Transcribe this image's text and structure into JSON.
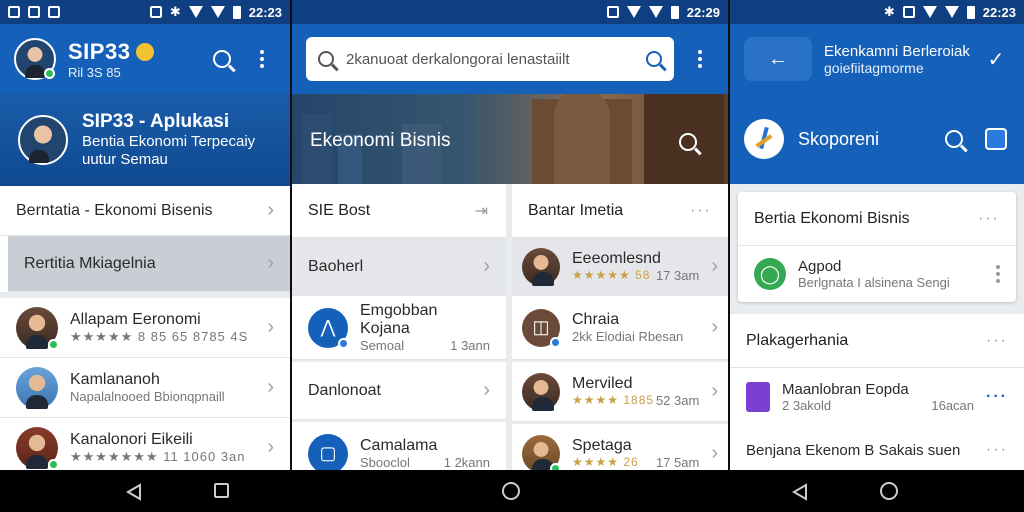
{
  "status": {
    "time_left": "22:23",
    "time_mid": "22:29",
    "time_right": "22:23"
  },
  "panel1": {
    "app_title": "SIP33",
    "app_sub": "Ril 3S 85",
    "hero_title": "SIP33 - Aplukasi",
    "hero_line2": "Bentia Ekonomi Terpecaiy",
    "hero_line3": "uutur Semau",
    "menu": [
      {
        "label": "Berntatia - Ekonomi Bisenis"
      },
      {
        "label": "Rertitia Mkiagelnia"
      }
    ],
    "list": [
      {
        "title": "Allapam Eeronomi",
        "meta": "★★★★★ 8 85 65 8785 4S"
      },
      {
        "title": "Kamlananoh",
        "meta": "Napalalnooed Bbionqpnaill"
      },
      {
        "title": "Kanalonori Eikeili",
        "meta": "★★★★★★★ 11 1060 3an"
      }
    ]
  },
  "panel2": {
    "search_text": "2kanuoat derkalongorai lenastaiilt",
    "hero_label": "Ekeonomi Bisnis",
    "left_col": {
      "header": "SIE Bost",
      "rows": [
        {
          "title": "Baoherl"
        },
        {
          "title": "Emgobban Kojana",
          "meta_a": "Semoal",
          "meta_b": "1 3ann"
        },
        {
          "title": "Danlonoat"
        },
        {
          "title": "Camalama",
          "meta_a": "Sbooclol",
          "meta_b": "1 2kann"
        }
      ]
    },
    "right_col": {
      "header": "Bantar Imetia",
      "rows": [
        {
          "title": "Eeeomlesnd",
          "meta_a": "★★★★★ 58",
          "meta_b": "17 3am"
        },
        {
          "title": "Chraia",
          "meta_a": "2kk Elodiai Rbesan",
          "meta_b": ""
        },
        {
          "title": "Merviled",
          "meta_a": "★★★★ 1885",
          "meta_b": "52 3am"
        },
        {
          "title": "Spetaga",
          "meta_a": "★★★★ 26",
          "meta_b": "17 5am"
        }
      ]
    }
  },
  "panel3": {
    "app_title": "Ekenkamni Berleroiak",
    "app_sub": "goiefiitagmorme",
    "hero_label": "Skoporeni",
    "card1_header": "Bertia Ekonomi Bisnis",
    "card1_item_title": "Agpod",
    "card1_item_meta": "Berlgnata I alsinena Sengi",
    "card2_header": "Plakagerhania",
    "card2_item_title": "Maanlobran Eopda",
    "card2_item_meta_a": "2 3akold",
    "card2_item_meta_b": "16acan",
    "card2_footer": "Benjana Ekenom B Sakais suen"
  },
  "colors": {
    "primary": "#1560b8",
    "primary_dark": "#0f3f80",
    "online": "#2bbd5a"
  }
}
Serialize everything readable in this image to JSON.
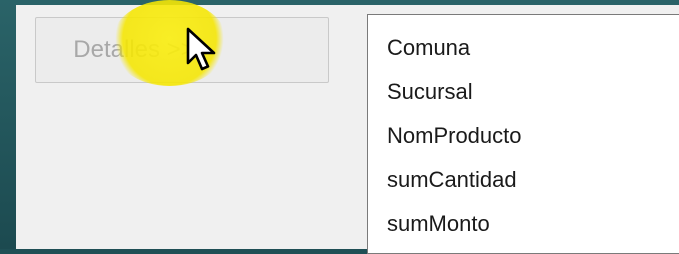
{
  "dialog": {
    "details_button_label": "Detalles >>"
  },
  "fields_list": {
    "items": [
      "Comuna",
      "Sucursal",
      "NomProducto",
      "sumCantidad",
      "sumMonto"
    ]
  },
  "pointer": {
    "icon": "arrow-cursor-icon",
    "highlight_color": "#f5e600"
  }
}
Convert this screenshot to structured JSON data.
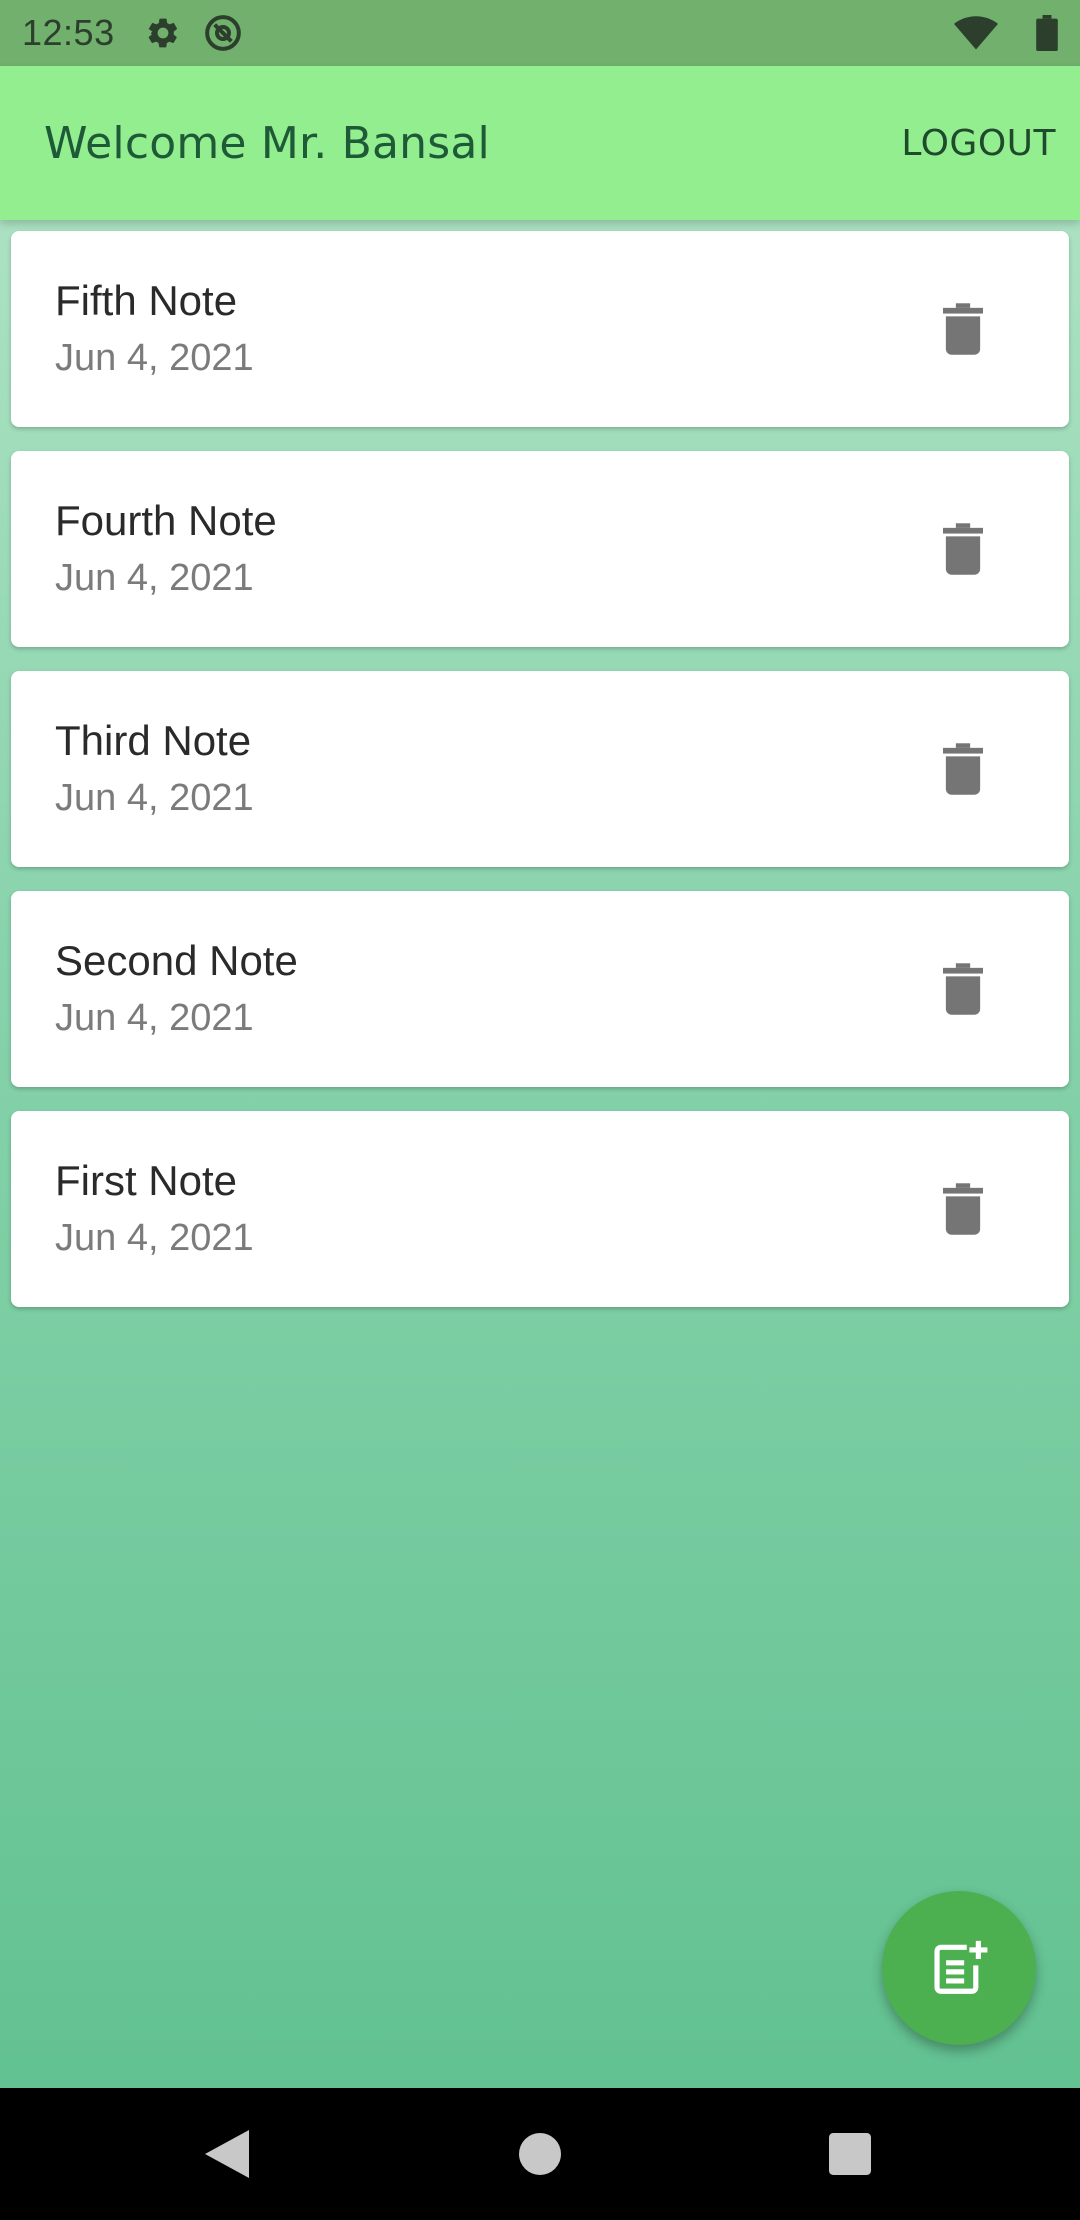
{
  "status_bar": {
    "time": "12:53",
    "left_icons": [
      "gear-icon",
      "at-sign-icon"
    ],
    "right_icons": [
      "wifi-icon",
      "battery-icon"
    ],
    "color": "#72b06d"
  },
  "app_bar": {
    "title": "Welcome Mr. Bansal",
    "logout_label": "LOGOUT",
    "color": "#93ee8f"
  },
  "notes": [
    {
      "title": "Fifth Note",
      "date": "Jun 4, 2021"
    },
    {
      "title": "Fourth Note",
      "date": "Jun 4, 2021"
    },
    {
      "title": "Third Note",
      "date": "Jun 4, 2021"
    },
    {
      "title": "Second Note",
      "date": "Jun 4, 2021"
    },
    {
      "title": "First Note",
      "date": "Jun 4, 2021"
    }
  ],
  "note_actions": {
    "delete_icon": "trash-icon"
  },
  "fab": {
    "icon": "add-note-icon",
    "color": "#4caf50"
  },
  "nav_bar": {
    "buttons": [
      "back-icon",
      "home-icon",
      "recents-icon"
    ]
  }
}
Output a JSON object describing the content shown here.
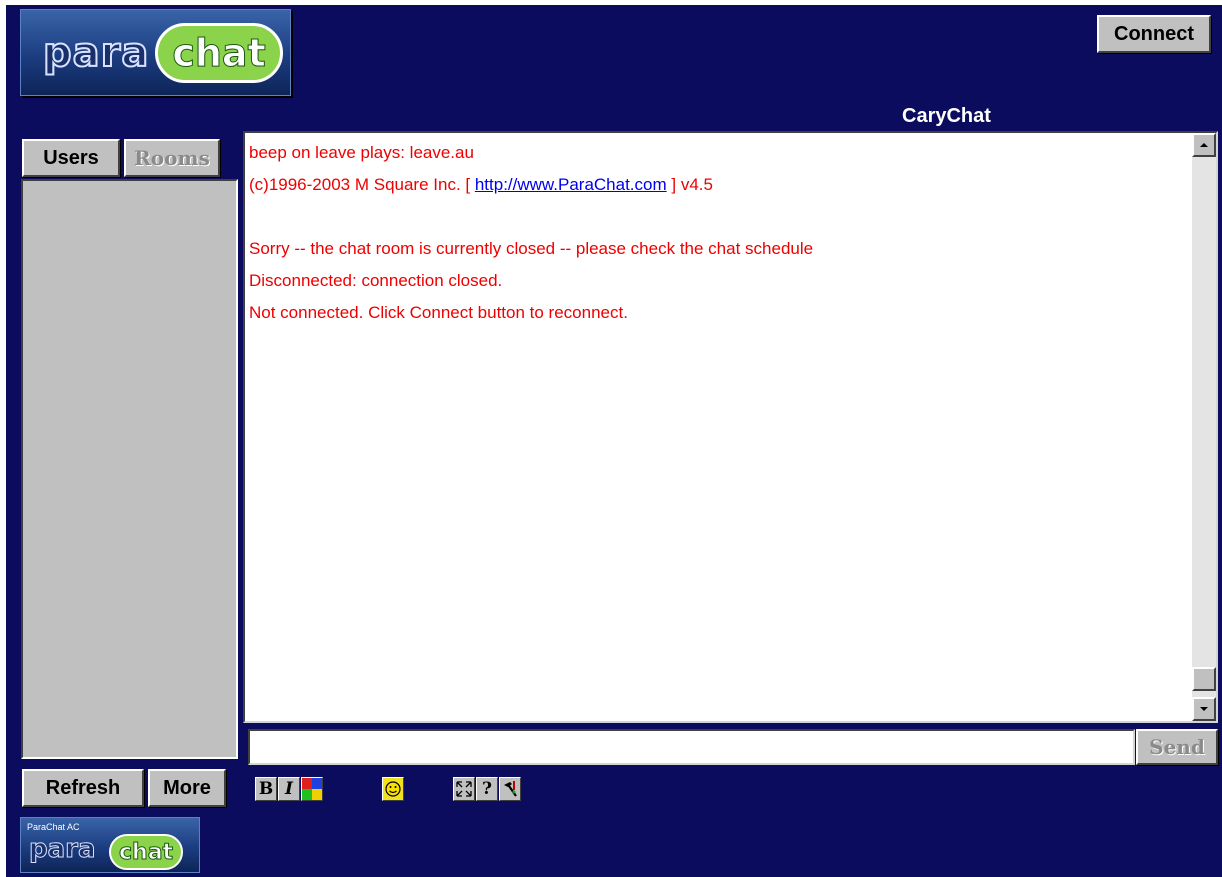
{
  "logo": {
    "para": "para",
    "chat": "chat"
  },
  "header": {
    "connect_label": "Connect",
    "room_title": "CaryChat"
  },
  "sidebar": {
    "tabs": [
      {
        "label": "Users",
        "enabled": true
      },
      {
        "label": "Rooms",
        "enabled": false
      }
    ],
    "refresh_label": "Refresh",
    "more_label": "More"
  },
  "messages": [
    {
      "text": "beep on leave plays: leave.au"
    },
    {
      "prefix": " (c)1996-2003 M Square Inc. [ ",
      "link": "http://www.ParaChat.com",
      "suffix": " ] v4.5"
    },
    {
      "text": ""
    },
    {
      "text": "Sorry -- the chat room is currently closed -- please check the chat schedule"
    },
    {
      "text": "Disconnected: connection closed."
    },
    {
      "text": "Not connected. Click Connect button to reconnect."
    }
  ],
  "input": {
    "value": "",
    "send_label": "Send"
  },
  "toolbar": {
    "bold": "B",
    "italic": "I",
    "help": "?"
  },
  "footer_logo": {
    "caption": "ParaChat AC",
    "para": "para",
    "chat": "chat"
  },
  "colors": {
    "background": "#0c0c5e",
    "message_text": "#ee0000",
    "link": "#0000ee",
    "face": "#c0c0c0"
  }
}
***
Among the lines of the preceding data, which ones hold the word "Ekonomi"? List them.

» **ANSWER FOR THE TASK**:
    "hero_line2": "Bentia Ekonomi Terpecaiy",
        "label": "Berntatia - Ekonomi Bisenis"
    "card1_header": "Bertia Ekonomi Bisnis",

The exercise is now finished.